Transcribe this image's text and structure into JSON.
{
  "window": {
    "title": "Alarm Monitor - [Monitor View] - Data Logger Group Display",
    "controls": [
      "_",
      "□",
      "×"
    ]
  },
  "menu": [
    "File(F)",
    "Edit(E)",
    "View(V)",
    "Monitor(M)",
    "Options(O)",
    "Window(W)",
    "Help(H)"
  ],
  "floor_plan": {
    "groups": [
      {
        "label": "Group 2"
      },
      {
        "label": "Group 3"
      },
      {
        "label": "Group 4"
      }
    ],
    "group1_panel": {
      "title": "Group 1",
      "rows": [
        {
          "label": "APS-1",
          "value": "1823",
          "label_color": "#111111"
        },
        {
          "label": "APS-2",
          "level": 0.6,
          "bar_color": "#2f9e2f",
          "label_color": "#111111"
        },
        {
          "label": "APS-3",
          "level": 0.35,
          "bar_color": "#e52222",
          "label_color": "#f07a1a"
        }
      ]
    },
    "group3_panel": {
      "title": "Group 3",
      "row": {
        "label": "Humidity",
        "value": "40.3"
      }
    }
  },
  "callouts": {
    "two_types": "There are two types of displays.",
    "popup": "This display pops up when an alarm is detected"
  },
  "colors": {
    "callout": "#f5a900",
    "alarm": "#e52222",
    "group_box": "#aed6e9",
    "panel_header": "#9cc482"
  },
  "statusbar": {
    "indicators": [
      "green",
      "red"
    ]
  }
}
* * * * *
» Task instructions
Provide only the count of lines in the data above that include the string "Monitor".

» Problem solution
2